By Our Representative
A two-day International Conference on the Religious Right, Secularism and Civil Rights held in London on October 11-12, 2014, has bracketed Hindutva, with particular reference to “Rashtriya Swayamsewak Sangh (RSS) in India”, as one of the many important far-right groups across the globe who are “using religion for political supremacy”. Likely to raise many an eyebrow, especially in India, where the RSS has direct support from the Prime Minister Narendra Modi, the conference said, “This rise (or far-right) is a direct consequence of neo-conservatism and neo-liberalism and the social policies of communalism and cultural relativism.”
What is particularly likely to raise controversy is that the manifesto, adopted at the conference, puts Hindutva (RSS) with such far-right bodies like “the Islamic State (formerly ISIS), the Saudi regime, the Christian-Right in the US and Europe, Bodu Bala Sena in Sri Lanka, Haredim in Israel, AQMI and MUJAO in Mali, Boko Haram in Nigeria, the Taliban in Afghanistan and Pakistan to the Islamic Republic of Iran and the Islamic Salvation Front in Algeria”. It says, “These are some of the most prominent examples of the far-right movements cropping up across the globe.”
Calling on people everywhere to form a International Front for Secularism and strengthen a human alternative to the religious-right, those who participated included Bangladeshi-born writer Taslima Nasrin, who has just been allowed to continue living in India, Indian labour historian Dilip Simeon, Southall Black Sisters director Pragna Patel, philosopher AC Grayling, Aliyah Saleem who spent six years in an Islamic school in Britain, prominent French writer Caroline Fourest, Pakistani-born human rights activist Kiran Opal; Iranian writer-journalist and documentary filmmaker Lila Ghobady, and others.
The manifesto says that in the worldview of these far-right organizations, “universalism, secularism and citizenship rights have been abandoned and segregation of societies and ‘communities’ based on ethnicity, religion and culture have become the norm.” It adds, “For many decades now, people in the Middle East, North Africa, South Asia and the diaspora have been the first victims but also on the frontlines of resistance against the religious-right (whether religious states, organisations and movements) and in defence of secularism and universal rights, often at great risk to their lives”.
Underling that belief religion should be “a private affair”, the manifesto indirectly favours the proponents of common civic code in India when it wants the “abolition of religious laws in the family, civil and criminal codes”, adding, there should be “an end to discrimination against and persecution of LGBT, religious minorities, women, freethinkers, ex-Muslims, and others.”
A statement issued by the conference organizers said, “A broad coalition of secularists, including believers, free-thinkers, agnostics and atheists assembled from the Middle East, North Africa, South Asia and the diaspora at the unprecedented and historic gathering to discuss resistance against the repression and violence of ISIS and other manifestations of the religious-right, including in Afghanistan, Algeria, Bangladesh, India, Iran, Israel, Libya, Pakistan, Sri Lanka, Sudan, Turkey, Tunisia and Yemen.

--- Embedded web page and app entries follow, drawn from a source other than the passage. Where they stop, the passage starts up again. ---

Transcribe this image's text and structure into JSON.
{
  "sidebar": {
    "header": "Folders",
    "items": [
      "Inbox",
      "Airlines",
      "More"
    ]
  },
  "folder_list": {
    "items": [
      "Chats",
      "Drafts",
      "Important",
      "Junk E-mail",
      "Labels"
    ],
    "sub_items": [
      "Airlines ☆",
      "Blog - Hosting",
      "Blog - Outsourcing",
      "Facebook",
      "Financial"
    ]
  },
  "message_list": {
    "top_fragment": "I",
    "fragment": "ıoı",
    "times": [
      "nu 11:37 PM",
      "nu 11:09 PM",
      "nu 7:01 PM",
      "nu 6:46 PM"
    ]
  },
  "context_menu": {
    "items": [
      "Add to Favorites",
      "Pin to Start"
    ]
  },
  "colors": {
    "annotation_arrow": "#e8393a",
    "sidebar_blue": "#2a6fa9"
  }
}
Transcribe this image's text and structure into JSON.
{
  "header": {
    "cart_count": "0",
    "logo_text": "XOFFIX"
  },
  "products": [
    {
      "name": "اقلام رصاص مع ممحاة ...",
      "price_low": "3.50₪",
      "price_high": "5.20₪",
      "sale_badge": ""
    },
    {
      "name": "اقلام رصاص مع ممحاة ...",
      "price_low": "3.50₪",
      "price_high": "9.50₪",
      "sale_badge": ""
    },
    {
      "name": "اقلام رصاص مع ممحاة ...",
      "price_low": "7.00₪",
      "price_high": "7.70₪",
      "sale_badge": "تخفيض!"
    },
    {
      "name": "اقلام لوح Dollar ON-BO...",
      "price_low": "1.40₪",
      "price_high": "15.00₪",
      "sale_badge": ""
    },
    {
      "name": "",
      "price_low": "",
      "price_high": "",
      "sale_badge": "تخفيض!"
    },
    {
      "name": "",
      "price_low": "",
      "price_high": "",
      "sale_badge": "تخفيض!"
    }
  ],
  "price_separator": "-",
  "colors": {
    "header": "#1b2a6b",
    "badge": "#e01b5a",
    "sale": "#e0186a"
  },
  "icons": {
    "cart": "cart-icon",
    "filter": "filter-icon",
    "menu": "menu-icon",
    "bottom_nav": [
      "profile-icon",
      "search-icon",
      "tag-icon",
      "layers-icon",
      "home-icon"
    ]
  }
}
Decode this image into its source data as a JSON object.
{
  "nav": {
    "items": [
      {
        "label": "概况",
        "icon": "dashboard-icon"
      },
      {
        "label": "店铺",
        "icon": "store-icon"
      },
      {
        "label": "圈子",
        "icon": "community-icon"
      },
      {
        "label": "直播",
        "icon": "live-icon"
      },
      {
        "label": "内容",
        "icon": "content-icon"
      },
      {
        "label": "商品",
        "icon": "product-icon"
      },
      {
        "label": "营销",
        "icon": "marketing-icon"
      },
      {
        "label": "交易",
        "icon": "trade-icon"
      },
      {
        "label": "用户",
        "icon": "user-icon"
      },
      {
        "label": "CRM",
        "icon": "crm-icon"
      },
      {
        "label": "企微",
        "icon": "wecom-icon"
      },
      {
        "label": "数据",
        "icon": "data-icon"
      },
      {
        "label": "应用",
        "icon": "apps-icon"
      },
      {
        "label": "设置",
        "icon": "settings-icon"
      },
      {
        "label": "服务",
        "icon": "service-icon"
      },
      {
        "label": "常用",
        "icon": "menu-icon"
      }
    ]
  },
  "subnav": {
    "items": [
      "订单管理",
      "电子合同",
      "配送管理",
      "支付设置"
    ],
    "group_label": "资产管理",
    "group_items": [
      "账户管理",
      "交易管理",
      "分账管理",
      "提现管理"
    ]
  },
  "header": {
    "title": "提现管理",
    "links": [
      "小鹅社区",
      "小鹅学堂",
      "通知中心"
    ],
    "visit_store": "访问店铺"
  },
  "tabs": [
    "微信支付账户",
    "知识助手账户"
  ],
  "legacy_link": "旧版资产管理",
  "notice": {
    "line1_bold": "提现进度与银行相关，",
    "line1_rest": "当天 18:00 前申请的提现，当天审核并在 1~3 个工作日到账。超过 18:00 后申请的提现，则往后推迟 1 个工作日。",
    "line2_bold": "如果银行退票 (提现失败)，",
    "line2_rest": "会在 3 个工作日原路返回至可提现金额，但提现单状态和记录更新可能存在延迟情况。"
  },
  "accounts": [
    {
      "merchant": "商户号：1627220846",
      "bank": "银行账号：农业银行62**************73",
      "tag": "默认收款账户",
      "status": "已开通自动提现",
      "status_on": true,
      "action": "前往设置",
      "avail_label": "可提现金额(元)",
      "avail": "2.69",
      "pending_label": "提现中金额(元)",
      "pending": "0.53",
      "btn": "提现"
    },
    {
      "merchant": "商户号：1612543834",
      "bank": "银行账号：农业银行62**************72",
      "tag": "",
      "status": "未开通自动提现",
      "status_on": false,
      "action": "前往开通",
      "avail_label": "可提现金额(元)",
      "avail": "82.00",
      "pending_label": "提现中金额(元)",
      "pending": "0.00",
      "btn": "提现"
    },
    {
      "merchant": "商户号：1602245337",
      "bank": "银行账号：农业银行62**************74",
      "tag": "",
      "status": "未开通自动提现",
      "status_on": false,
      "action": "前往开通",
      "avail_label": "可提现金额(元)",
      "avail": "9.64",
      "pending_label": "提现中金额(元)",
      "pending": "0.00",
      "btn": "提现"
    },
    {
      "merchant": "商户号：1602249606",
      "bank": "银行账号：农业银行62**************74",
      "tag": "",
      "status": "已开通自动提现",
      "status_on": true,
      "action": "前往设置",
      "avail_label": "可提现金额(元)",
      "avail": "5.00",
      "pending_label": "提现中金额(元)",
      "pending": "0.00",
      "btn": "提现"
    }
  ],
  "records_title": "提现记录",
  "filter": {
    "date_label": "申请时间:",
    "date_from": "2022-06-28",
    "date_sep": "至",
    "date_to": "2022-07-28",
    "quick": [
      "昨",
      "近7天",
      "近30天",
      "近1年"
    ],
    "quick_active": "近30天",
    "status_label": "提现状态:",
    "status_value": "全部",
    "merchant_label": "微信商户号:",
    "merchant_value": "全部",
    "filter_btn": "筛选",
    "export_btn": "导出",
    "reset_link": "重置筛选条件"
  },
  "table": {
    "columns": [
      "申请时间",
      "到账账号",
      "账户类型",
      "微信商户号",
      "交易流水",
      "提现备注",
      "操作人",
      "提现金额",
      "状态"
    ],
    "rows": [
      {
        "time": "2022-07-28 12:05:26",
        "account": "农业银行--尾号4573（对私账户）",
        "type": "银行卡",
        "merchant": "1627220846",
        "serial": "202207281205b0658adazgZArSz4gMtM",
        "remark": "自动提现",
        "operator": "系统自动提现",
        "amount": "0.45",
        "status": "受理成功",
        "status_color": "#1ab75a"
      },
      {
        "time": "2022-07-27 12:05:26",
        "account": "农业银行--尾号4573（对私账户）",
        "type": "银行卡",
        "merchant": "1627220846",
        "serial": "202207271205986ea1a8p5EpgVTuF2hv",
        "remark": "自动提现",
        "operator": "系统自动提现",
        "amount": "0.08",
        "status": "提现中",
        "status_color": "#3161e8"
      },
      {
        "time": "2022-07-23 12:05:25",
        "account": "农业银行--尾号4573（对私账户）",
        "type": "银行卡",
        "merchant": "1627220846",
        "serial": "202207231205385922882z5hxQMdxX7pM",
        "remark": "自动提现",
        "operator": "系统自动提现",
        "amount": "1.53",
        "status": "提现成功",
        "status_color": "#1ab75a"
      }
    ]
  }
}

They also discussed the urgent need to defend secularism, universal values and citizenship rights.”
The conference was convened by Algerian sociologist Marieme Helie Lucas and Iranian-born campaigner Maryam Namazie, adopted the Manifesto for Secularism, highlighting “the voices of the many persecuted and exiled, the long standing resistance against the religious-right and the depth and strength of the demand for secularism all over the world despite grave risks. It also set the stage for the development of a broad international front for secularism to challenge the religious-right, racism and all forms of bigotry”.